The New York Optimist
© MMIX, The New York Optimist. All Rights Reserved. The New York Optimist & www.thenewyorkoptimist.com is a registered trademark
of The New York Optimist.  The New York Optimist is a registered service mark of Thenewyorkoptimist.com. The New York Optimist logo
and original photos are a registered trademark of The New York Optimist  . All other photos are property of the advertiser. And are
rightfully protected under their copyright protections.
The painted message on the wall when you first walk in to Bhojan  bids you to "Serve, Love, Give, Purify, Meditate and Realise". This message
struck a chord deep in me (and here I thought I was just at another dining review). Well I was wrong, very wrong.

Bhojan, located in a neighborhood that has a few different nicknames such as Curry Hill, Murray Hill - the correct name--and of course Little India, is an
experience in vegetarian culinary excellence. (Yikes, Vegetarian! To be honest the word itself has always frightened me being the meat and potatoes
loving carnivore that I am). Now that I am getting older and more mature, I can't help but begin to heed the messages that surround me. Stop Smoking.
Drink less alcohol. Try not to eat as much meat. Eat more vegetables. That's not to say I don't love vegetables because I do: broccoli, brussel sprouts,
corn on the cob, carrots, peas, medleys of greens and other rambunctious ruffage to tantalize the taste buds. Bhojan Indian restaurant takes the art of
preparing vegetarian Indian cuisine to its highest form.

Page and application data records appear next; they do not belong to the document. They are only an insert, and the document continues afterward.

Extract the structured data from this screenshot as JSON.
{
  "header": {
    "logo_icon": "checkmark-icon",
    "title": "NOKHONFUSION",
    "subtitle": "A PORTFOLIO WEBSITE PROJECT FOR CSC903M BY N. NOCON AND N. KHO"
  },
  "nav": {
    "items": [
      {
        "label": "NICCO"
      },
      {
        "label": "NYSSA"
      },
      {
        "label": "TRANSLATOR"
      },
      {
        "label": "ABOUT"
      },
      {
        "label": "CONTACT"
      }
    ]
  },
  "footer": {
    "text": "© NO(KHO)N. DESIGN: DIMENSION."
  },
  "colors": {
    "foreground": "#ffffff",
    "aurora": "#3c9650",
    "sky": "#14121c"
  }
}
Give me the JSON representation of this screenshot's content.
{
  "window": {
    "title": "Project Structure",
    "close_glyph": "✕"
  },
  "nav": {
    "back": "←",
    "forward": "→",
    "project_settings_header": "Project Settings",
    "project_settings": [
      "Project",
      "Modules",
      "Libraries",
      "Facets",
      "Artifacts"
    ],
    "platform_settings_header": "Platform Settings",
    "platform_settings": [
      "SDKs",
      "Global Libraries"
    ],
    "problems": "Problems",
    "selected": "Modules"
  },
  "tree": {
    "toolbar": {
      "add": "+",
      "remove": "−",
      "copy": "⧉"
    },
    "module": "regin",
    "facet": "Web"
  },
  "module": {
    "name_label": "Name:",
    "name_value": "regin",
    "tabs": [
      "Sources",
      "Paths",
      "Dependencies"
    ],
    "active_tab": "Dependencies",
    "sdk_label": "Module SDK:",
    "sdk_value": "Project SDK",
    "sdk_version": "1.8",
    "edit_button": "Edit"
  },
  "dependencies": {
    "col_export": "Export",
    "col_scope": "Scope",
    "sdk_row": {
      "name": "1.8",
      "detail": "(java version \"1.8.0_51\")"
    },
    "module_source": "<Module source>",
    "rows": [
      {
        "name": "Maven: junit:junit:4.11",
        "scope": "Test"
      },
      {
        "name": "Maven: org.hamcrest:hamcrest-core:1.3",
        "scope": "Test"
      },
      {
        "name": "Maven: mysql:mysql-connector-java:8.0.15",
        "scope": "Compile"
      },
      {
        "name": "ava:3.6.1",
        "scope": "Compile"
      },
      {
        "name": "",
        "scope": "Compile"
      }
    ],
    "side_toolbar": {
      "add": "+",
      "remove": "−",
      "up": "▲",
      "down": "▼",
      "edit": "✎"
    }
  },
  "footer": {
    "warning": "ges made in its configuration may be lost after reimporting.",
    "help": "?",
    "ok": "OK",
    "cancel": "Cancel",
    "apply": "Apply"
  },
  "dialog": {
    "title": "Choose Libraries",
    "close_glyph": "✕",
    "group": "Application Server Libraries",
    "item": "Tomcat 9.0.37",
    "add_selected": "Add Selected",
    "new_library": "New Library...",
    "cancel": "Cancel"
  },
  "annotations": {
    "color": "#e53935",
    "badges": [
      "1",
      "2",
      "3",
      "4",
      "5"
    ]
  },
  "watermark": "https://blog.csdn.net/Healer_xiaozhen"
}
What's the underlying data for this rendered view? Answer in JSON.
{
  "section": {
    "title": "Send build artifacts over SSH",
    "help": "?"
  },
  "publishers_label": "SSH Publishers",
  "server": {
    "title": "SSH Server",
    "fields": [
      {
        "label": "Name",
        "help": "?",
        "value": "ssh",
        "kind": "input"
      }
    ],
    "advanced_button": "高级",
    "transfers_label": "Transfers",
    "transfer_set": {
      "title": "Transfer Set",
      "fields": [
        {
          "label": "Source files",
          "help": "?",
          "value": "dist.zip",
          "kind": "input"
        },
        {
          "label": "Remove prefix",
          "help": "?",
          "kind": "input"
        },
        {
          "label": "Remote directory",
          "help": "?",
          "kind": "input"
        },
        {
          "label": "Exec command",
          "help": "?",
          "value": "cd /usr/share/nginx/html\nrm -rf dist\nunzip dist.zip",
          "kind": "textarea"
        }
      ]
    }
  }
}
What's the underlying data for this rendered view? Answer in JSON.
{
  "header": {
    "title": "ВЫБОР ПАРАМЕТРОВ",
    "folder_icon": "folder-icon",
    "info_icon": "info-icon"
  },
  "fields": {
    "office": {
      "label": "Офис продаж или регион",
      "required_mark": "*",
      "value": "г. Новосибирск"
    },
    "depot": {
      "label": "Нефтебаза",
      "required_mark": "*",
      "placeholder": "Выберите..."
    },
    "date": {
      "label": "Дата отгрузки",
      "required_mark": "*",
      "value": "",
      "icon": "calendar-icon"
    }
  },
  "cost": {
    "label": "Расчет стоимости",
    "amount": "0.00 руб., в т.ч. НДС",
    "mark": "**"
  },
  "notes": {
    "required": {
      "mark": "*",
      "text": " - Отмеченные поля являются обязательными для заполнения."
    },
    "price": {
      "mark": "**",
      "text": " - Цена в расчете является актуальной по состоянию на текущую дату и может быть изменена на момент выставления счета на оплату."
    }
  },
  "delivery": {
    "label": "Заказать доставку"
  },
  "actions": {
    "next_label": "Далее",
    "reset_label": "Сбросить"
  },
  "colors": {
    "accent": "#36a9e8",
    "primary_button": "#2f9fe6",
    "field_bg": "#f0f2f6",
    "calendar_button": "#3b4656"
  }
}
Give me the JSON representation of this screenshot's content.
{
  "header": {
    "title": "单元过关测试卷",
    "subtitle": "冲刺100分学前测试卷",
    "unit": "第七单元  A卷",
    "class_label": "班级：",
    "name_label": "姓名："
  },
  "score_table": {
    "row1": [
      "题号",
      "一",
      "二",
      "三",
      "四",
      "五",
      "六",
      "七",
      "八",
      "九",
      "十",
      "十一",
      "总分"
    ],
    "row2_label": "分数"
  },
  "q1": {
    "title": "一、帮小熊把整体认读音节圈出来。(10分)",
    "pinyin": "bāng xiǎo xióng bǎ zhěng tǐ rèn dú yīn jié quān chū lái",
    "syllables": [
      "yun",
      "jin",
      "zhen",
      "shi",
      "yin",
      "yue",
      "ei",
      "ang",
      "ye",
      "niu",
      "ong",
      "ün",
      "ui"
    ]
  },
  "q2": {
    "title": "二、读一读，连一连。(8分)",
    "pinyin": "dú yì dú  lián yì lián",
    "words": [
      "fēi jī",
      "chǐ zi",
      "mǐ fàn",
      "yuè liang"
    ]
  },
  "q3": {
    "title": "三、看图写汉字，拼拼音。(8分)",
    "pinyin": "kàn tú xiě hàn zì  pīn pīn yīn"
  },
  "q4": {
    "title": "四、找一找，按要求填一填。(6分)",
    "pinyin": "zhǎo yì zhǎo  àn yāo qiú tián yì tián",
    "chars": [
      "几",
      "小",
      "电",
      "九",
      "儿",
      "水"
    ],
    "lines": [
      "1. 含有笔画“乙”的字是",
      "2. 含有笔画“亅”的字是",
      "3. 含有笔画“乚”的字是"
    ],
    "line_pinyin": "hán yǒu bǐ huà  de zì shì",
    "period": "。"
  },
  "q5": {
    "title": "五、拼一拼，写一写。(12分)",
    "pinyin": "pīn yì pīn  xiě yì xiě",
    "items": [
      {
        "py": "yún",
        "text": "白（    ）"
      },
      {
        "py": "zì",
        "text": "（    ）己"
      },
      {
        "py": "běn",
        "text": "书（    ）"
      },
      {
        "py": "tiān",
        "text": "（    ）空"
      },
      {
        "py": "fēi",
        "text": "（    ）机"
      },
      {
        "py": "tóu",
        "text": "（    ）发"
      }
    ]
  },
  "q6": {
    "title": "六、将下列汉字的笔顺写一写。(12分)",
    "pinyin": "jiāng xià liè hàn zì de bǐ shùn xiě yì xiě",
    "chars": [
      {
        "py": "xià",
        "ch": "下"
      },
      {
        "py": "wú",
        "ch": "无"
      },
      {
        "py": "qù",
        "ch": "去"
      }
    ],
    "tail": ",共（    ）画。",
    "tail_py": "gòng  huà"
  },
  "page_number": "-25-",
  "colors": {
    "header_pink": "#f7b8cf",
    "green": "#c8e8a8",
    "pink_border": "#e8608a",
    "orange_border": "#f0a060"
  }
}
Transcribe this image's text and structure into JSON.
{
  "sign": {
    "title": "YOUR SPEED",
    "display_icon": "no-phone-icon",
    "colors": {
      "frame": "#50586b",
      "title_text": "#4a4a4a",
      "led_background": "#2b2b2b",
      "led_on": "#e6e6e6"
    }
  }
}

Our host Sanjeet, a lovely, kind and gracious Indian man who brings service back to the service business, brought us to our table. He said "Mr. John,
not to worry, we have taken the opportunity to order for you." For appetizers we started with Dhokla steamed lentil cakes with green chilies and mustard
seeds, an extremely interesting dish; Indeed the texture of these little wonderful cakes reminded me of ginger bread. The Kahndvi green flower rolls
fresh corriander leaves were fragrantly flavorful. Next Sanjeet brought us Samosa Chloe Chaat chickpeas with two chutnies. Once again, before we
started I thought to myself vegetarian means I will need to figure out where I am going to eat after this salad food is finished; But to my pleasant
surprise, I was very satisfied after these appetizers were served.

Next came our main course,  Maa Ki Punjabi, Thali and Gujarati Thali   )--two large circular platters with small portions of many different vegetables,
dips and spices which came with three types of bread to dip
into the little bowls of yumminess.  Unlike the plether of Indian
restaurants in this area..Bhojan offers a unique offering of flavors from the different regions of India) Paratha a pan grilled multi- layered bread, Puri
puffed fried whole wheat bread and Chapati whole wheat bread cooked on an open fire. The panorama of colors and tastes
were extraordinary and brought about a big smile to my guest and I. These fresh vegetables and ingredients were just what the doctor ordered and
have now turned me into half a vegetarian as I still may need to indulge in a cheesebuger every now and then ;-)

Bhojan is located on 102 Lexington Avenue , NYC between 27th and 28th street # 212-213-9615. Ask for Sanjeet and let him show you the
Love with his wholesome array of delicious and nutritious food--food so good, you may feel purified and with an urge to meditate afterwards.  Bhojan's
dishes help you realize the greatest gifts come from our beautiful earth in the form of vegetables and spices.
Bhojan Vegetarian Indian Cuisine
Swami Sivananda Saraswati (September 8, 1887—July 14, 1963) was a spiritual teacher and modern day Saint who propagated Yoga, Vedanta. and the
unity of all religions. His teachings were simple:
SERVE, LOVE, GIVE, PURIFY, MEDITATE, REALISE. He is the founder of The Divine Life Society (1936),
Yoga-Vedanta Forest Academy (1948) and author of over 250 books.

A little known and even less publicized fact is that a majority of the Ashrams worldwide and the various types of Yoga practiced in the world today can trace
their origins and spiritual lineages back to Sivananda.  Among his prominent disciples are Swami Chidananda and Swami Krisnananda, who served at the
Divine Life Society, Rishikesh India, Swami Vishnu-devananda, founder of the International Sivananda Yoga Vedanta Centres, with Headquarters in Canada,
Swami Satchidananda, founder of the Integral Yoga Institutes, U.S.A, Swami Satyananda Saraswati, founder of Satyananda Yoga movement, Swami
Chinmayananda, founder of the Chinmaya Mission, Swami Sivananda Radha, founder of Yasodhara Ashram in British Columbia, Canada, and the list goes on
Facebook
Twitter
Stumble
You Tube
Digg It
SHARE